The biggest problems come when Darwinian evolution becomes a philosophical cornerstone for atheistic belief. Many (falsely) argue that if evolution is true, God does not exist. This is also a category mistake — if science explains away the origin of human beings from life, it still has not explained why life began, what caused the universe to come into existence, and why humans have moral minds.
Furthermore, Darwinism opens a philosophical Pandora’s box which makes life exceedingly uncomfortable. If humans (and most importantly their minds and moral sentiments) randomly evolved from natural selection, they have no basis for thinking their minds are suited to discovering truth or objective morality.
It is impossible to overstate how big a problem that is. Suddenly, there is no justification for calling the Nazis truly evil, in an absolute sense. A committed Darwinist must admit that his moral sentiments evolved randomly, and are nothing but a mechanism for making sure his genes make it to the next generation. He has no moral ground to judge one action worse than any other.

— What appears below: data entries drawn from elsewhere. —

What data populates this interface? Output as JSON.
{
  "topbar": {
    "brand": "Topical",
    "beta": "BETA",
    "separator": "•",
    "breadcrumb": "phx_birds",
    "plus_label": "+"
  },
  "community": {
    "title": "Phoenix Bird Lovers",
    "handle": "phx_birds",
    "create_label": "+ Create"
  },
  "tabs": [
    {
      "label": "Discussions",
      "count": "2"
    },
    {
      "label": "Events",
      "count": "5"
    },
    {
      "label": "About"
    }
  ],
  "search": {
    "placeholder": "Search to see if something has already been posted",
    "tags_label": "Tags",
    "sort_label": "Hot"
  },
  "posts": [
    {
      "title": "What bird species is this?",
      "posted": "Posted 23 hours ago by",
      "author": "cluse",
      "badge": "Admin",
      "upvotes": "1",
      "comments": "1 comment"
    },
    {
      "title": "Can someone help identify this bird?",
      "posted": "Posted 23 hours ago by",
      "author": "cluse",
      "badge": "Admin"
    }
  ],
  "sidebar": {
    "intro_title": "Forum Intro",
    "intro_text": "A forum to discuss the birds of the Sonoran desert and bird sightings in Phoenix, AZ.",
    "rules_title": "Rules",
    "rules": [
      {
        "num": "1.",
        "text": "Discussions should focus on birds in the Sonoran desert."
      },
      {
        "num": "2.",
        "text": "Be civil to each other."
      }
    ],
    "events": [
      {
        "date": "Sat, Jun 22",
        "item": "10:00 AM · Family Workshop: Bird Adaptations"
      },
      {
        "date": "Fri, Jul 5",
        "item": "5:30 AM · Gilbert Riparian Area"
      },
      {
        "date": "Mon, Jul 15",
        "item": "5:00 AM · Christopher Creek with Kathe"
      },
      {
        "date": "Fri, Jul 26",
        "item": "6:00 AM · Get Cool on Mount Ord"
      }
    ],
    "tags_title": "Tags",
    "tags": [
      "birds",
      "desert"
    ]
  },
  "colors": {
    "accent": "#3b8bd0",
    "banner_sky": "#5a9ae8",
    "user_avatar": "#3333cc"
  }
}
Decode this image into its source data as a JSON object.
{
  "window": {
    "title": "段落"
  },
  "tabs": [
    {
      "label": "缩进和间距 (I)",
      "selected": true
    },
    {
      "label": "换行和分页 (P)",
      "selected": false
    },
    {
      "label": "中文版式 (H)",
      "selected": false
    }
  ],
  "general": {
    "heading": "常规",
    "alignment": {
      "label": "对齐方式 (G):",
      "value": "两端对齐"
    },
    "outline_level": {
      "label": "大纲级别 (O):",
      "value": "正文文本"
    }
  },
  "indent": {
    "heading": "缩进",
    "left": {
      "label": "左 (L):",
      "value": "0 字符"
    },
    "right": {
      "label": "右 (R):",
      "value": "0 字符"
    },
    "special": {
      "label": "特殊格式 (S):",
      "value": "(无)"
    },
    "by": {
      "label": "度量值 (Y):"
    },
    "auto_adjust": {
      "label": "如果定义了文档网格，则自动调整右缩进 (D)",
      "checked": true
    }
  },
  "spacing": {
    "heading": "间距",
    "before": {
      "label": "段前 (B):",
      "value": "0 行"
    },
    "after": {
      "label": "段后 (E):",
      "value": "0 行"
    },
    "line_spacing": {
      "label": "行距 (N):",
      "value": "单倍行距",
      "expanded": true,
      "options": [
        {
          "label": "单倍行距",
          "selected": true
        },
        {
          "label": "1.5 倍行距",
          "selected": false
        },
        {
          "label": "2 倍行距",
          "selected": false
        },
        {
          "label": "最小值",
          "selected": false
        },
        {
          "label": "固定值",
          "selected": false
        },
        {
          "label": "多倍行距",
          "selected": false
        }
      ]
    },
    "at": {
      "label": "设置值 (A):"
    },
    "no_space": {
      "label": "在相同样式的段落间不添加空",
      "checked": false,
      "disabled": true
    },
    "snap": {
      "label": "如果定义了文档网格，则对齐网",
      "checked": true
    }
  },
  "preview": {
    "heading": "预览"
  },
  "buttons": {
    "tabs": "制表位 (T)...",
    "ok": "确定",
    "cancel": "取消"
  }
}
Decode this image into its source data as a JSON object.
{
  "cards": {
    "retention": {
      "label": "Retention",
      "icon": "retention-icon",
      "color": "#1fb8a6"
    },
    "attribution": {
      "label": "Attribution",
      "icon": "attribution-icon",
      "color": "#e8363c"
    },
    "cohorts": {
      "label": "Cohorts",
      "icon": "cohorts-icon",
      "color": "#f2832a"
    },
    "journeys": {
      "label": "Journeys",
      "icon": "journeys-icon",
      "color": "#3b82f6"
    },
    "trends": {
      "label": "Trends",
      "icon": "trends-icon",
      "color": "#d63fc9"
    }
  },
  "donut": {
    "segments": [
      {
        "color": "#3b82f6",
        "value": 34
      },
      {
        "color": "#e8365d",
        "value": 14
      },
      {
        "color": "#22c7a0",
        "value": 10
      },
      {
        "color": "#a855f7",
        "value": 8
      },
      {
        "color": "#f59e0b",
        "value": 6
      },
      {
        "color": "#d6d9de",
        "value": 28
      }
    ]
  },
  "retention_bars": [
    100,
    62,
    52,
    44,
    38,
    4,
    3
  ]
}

Furthermore, he must conclude that even his mind is designed to maximize his chances of survival, not his ability to discover the truth. This means that if evolution is fundamentally true, there is no guarantee that the human mind is the kind of thing that could discover it.
Christianity has powerful answers to these problems. Christians (and Jews) say humans are made in the image of God, and therefore their minds are attuned to the Mind which created the universe and set up the moral law. Human minds are hardwired to see the truth and to discover what is truly moral.
Both science and morality rest on the ability of human minds to grasp the ultimate truth and the ultimate good. A Christian can condemn Nazis as evil, because he has a standard (God’s perfect justice) from which to do so. A Christian can declare that science is true in a deep sense, whereas a Darwinist has to admit that science just seems to work, but his mind is not the kind of thing that can discover objective truth.
Tim Allen’s objection to evolution was silly, and it distracted from the real deep-seated problems with evolution and the Darwinistic worldview. Next time, the Christian actor should ask, “If evolution is true, and there is no God, how can you condemn Nazis?” or “If evolution is true, and our minds are evolved for survival, how do you know science is true?” or “If evolution is true, how did random mutations create entirely new DNA information?”
These are the kind of questions that drive to the heart of the matter, that take evolution seriously and do not reduce it to a straw-man. These are the questions that make Christianity more convincing, not less. Please, Tim Allen, ask these questions instead.